“They all bought into the program, and, five years later, this is why the program is having the success we are having,” he says.
This year, Kent State will have the unique opportunity of bidding farewell to a six-member senior class that has led the program from obscurity to national prominence.
Anchoring this year’s class (literally and figuratively) was 285-pound heavyweight Jermail Porter (Akron, Ohio/Firestone High School). Although he never wrestled until high school, Porter placed second at the Ohio High School State Championships as a senior heavyweight, but was not highly recruited.
Porter wanted to be part of the resurgence of a program, so he chose Kent State. “I liked how the program was up and coming under Jimmy. It was his second year here, and I was a part of his first recruiting class. I wanted to try something new and help a program build from the ground up,” he says.
Porter became only the seventh Kent State wrestler to achieve the century mark in wins for their career and ended the season as MAC Wrestler of the Year with a spot in the NCAA Wrestling Championships.
Drew Lashaway (Bowling Green, Ohio) at 141 pounds and Eric Chine (Austintown, Ohio/Austintown Fitch) at 197 pounds also helped bring acclaim to the team and the university.
Lashaway was not highly recruited out of high school, but interest quickly picked up when he claimed Eastwood’s first state championship in school history. There from the start, before the state championship, was Andrassy and Kent State.
The big wins for Lashaway do not stop there. Currently ranked 11th in the country, Lashaway joined his teammates in the NCAA wrestling championships.
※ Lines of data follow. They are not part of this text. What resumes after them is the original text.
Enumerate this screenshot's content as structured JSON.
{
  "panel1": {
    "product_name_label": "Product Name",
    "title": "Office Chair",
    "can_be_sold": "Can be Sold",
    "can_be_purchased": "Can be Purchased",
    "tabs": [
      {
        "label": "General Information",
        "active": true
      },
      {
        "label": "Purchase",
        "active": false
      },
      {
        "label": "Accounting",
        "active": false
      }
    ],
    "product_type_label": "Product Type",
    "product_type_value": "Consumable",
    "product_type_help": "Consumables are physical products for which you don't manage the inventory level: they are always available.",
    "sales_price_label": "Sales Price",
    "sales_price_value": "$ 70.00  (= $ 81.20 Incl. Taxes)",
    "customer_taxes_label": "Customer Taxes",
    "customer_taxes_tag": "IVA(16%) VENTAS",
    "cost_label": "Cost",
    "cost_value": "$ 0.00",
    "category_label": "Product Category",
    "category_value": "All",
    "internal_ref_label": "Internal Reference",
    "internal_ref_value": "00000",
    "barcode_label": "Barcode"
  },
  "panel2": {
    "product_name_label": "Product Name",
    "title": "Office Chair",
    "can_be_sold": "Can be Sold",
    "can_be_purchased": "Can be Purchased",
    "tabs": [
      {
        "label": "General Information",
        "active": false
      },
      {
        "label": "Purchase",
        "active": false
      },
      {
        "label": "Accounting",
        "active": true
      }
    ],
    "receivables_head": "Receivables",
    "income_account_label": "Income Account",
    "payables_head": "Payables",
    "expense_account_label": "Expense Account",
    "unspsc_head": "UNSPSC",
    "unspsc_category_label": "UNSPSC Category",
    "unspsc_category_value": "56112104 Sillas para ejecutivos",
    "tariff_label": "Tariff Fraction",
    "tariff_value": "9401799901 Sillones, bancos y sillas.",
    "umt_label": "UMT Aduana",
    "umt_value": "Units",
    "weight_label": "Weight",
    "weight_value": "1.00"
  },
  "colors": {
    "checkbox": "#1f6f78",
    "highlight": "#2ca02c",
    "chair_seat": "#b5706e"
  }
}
Eric Chine not only got his first appearance at the NCAA wrestling tournaments this year, but also etched his name in Kent State wrestling history by becoming the eighth grappler to reach 100 wins in his career.
This might never have happened if Chine had pursued his plans to play football after high school. Enter Andrassy and his vision for a winning program.
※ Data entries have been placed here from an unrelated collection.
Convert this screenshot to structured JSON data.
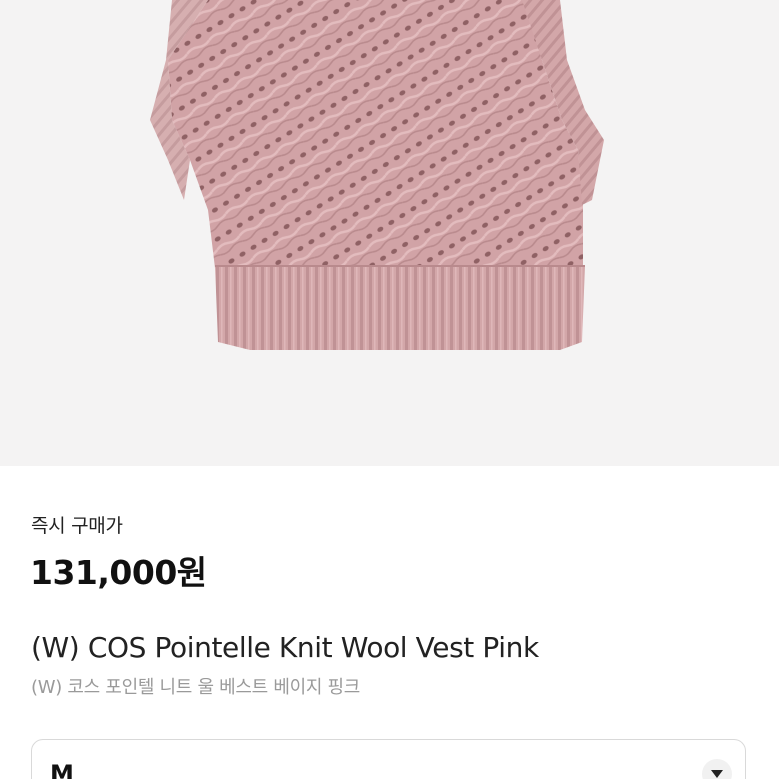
{
  "product": {
    "price_label": "즉시 구매가",
    "price": "131,000원",
    "title": "(W) COS Pointelle Knit Wool Vest Pink",
    "subtitle": "(W) 코스 포인텔 니트 울 베스트 베이지 핑크",
    "image_icon": "knit-vest-photo",
    "accent_color": "#d4a5a7"
  },
  "size_select": {
    "value": "M",
    "icon": "chevron-down-icon"
  }
}
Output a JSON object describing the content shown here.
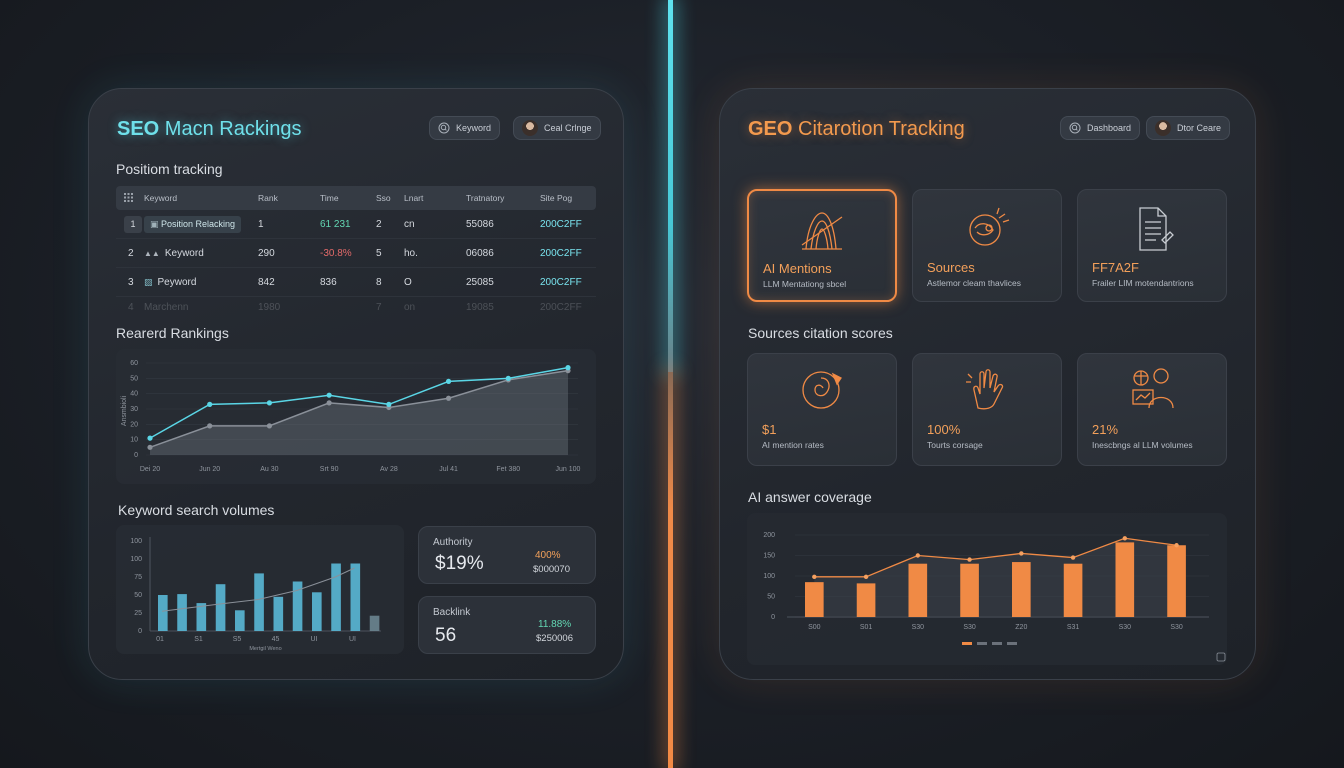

“Honestly, I didn’t know much about the program. I came out here for a visit, and the campus was awesome. I liked the campus and I liked Coach Andrassy, so I gave it a shot,” Chine says.
Senior Clint Sponseller (Glenmont, Ohio/Millersburg West Holmes) at 149 pounds came to the Flashes via the Air Force, but Sponseller always had Kent State on his radar. Battling injuries this season, Sponseller wrestled to a 9-13 record to improve to 73-52 in his career.
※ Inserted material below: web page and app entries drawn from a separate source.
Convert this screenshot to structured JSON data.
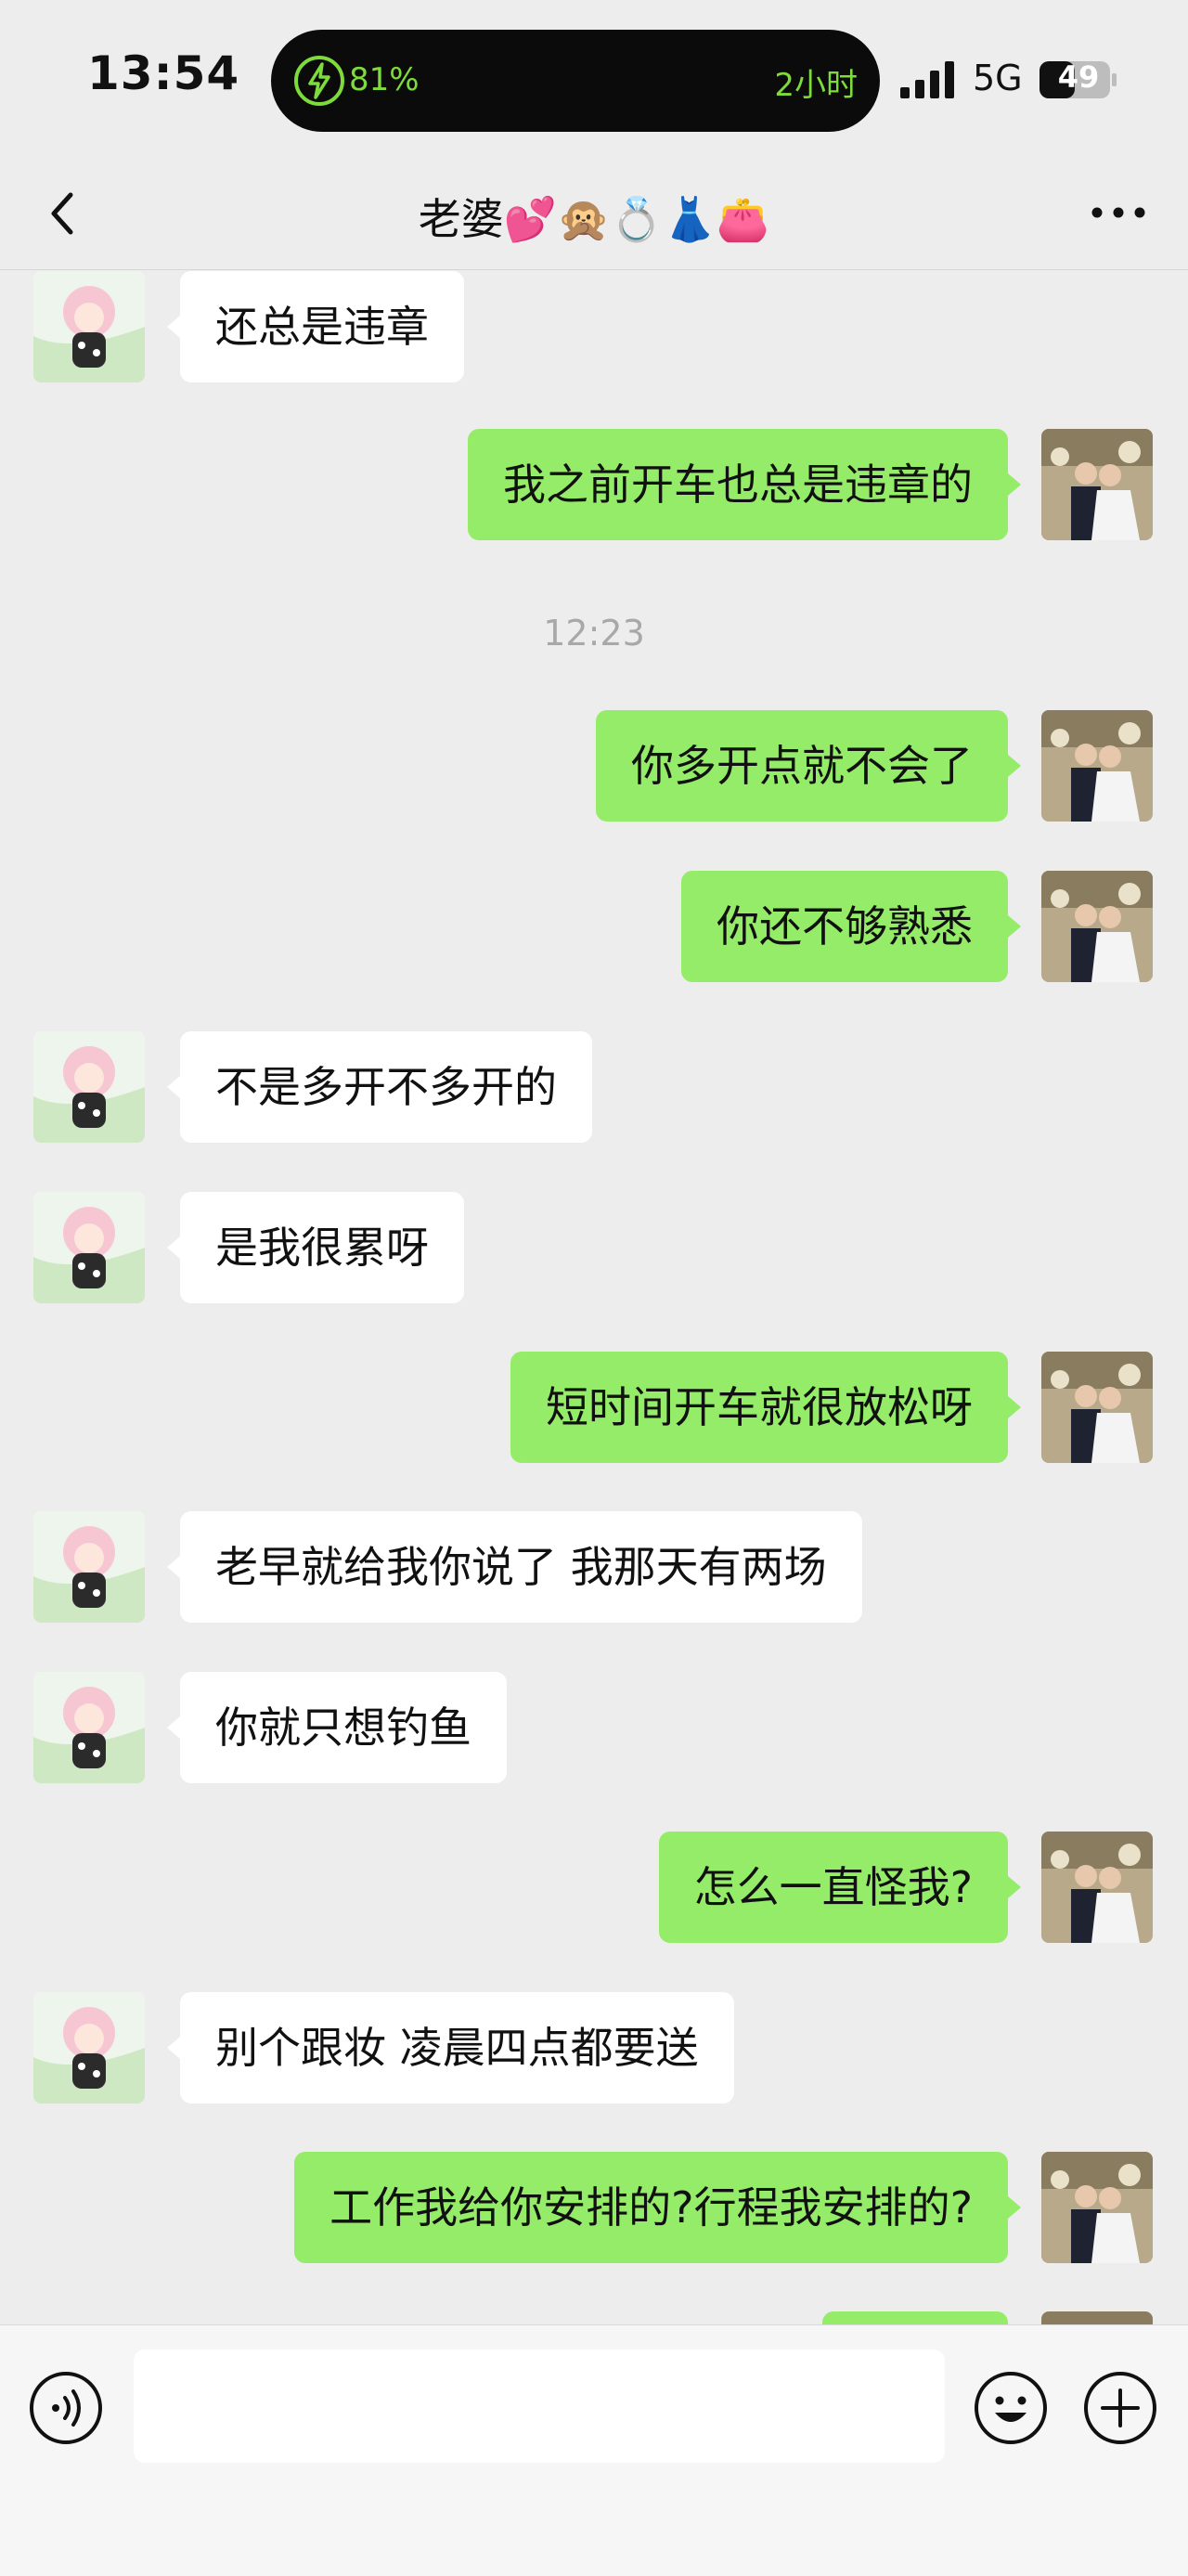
{
  "status_bar": {
    "time": "13:54",
    "battery_percent": "81%",
    "remaining_time": "2小时",
    "network": "5G",
    "battery_level": "49",
    "colors": {
      "island_text": "#7ddb3b"
    }
  },
  "chat": {
    "title": "老婆💕🙊💍👗👛",
    "accent_outgoing": "#95ec69",
    "incoming_bg": "#ffffff"
  },
  "messages": [
    {
      "side": "left",
      "text": "还总是违章"
    },
    {
      "side": "right",
      "text": "我之前开车也总是违章的"
    },
    {
      "timestamp": "12:23"
    },
    {
      "side": "right",
      "text": "你多开点就不会了"
    },
    {
      "side": "right",
      "text": "你还不够熟悉"
    },
    {
      "side": "left",
      "text": "不是多开不多开的"
    },
    {
      "side": "left",
      "text": "是我很累呀"
    },
    {
      "side": "right",
      "text": "短时间开车就很放松呀"
    },
    {
      "side": "left",
      "text": "老早就给我你说了 我那天有两场"
    },
    {
      "side": "left",
      "text": "你就只想钓鱼"
    },
    {
      "side": "right",
      "text": "怎么一直怪我?"
    },
    {
      "side": "left",
      "text": "别个跟妆 凌晨四点都要送"
    },
    {
      "side": "right",
      "text": "工作我给你安排的?行程我安排的?"
    },
    {
      "side": "right",
      "text": ""
    }
  ],
  "input_bar": {
    "icons": [
      "voice-icon",
      "emoji-icon",
      "plus-icon"
    ],
    "value": ""
  }
}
Drew Lashaway (right)
Michael Blackwell (Beachwood, Ohio/Beachwood) also did not have the final season he was hoping for, battling eligibility issues and wrestling to an 11-4 record in open tournaments and improving his overall record of 46-34. Blackwell nearly made the NCAA tournament his junior season, wrestling to a 25-12 record as a starter at 197 pounds.
“I was proud to come here from the start. Personally, being here five years was great, and I am proud to be a part of this program. The guys who have been here five years are like brothers to me,” Blackwell says.
During his Kent State career, Clayton Stark (Westlake, Ohio/Lakewood St. Edward) competed in three different weight classes. His impact will be felt for years to come as he was the first member of the 2004-05 freshman class.
“Coming out of high school, I wasn’t sure where I wanted to go. Jimmy really came after me and gave me everything I really wanted here,” Stark says. “Ever since I got here, we have always been getting better. When I got here, we were never ranked.”
Despite an injury his senior year, Stark wrestled to a 4-3 record this season and a critical fourth place finish at 149 pounds at the Body Bar Tournament, helping the Golden Flashes finish second as a team.
With all of the team’s success, Andrassy hopes that years from now, people will view this class as the one that changed Kent State wrestling.
“When we look back, we’ll remember these guys as the ones who came in and changed Kent State wrestling as far as how we do things, how we train and the mentality here. You need self-control and discipline, and I think all six of these guys have that,” he says.
“It also shows that it doesn’t matter where you come from,” Andrassy says. “What matters is how hard you work when you’re here.”